--- Working data Enclosed Below ---

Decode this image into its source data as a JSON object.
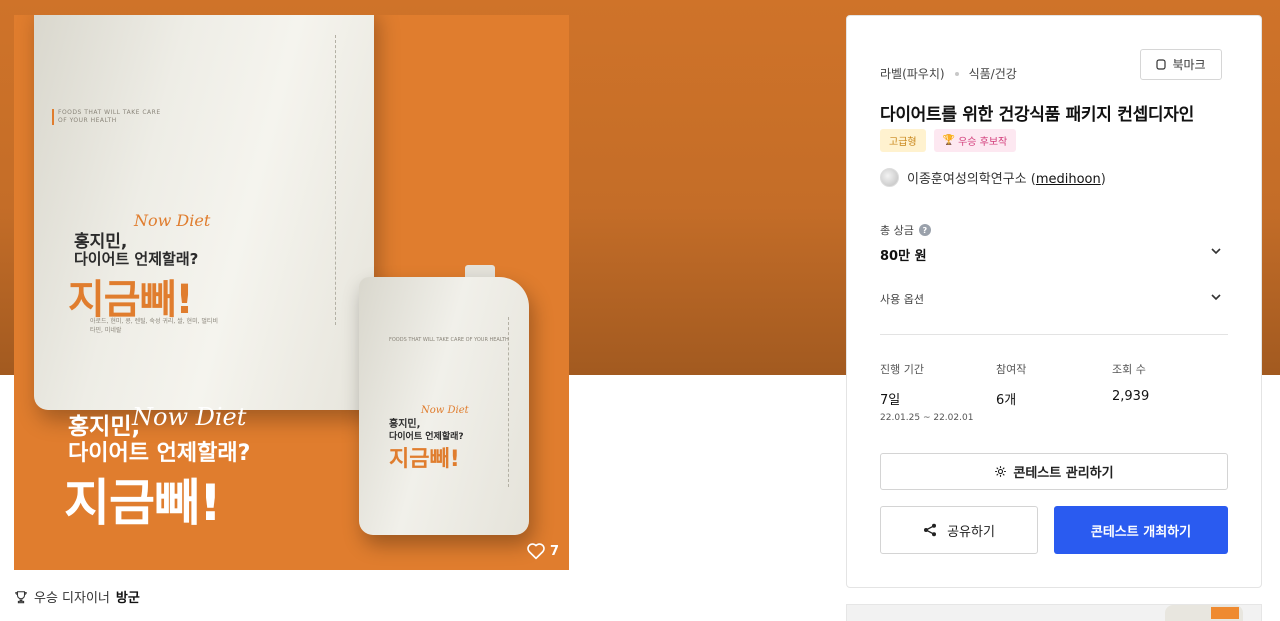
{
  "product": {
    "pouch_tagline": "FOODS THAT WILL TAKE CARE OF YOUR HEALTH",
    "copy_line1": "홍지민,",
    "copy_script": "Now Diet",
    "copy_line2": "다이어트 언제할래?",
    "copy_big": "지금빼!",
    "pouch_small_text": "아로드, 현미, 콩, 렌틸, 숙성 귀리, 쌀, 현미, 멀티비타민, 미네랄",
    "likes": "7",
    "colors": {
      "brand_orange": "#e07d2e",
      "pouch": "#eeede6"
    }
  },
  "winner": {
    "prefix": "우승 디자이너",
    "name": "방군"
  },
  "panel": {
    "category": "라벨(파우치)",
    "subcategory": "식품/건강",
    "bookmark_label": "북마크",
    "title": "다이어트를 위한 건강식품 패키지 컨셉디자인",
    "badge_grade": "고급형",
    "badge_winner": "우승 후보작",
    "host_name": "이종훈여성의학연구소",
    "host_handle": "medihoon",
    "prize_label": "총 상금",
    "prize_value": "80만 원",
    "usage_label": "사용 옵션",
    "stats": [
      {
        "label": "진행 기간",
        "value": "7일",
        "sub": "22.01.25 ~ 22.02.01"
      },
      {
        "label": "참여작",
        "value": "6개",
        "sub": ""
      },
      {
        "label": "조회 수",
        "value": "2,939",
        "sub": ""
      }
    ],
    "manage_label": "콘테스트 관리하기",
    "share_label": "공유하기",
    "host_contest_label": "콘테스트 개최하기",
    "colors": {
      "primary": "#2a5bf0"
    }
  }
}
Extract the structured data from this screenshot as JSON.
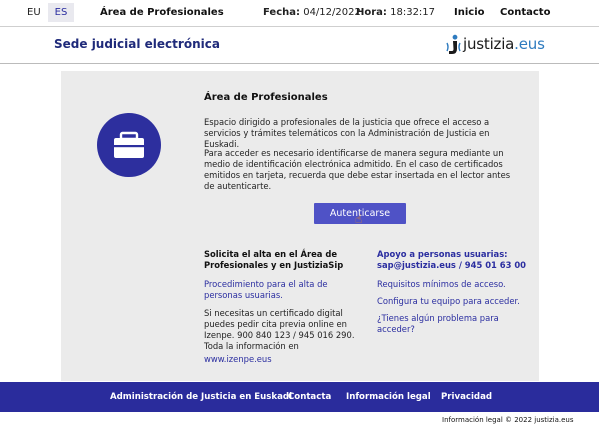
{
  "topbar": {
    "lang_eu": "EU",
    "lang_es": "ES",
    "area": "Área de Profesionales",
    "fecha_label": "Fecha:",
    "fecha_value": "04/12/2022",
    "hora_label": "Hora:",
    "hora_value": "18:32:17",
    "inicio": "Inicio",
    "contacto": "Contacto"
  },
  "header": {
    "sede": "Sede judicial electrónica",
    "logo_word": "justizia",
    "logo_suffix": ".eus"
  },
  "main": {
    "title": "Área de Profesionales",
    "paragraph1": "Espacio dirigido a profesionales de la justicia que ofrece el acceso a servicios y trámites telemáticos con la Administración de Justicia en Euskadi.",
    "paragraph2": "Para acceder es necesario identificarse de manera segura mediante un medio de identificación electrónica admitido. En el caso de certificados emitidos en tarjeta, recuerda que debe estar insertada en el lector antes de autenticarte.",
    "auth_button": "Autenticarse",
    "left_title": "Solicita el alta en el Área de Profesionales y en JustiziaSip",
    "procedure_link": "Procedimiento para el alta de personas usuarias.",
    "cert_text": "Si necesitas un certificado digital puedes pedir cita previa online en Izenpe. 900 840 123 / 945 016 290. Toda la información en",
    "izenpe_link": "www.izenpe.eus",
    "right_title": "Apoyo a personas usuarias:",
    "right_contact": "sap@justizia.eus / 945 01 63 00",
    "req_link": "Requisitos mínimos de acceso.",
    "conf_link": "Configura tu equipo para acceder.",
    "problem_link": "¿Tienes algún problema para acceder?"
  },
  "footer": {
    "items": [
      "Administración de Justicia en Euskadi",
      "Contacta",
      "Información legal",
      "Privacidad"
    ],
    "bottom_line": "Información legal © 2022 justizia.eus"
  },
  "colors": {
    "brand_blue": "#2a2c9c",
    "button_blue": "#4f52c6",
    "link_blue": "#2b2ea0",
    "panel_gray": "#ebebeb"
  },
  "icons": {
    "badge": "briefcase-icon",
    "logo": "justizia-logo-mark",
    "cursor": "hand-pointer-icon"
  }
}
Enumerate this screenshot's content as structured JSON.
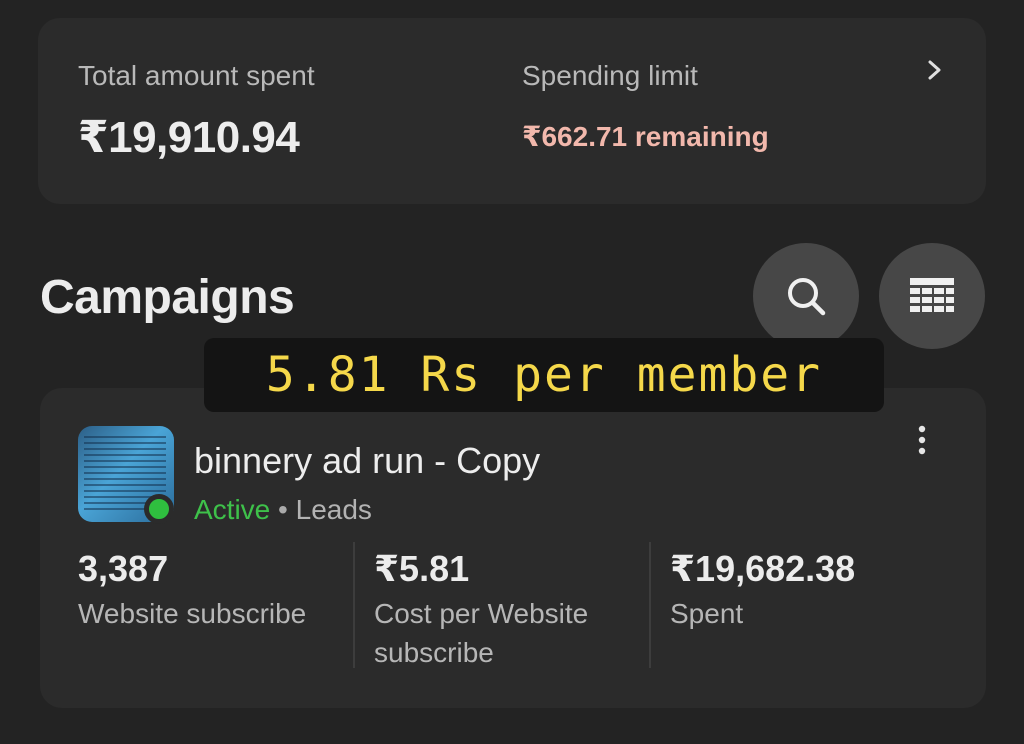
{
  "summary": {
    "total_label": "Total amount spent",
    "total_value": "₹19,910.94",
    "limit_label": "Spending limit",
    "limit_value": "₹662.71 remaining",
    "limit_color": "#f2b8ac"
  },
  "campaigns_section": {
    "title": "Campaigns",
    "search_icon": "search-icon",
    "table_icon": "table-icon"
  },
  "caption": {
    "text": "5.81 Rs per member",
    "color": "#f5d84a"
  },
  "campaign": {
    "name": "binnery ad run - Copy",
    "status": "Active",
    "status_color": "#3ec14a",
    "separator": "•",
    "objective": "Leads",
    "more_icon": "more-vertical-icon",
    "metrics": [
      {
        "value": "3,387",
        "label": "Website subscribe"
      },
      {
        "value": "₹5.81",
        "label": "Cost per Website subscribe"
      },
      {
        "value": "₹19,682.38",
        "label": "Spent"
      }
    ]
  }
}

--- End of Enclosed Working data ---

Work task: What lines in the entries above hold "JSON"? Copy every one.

Solution to this problem:
Decode this image into its source data as a JSON object.
Extract the structured data from this screenshot as JSON.
Enumerate this screenshot's content as structured JSON.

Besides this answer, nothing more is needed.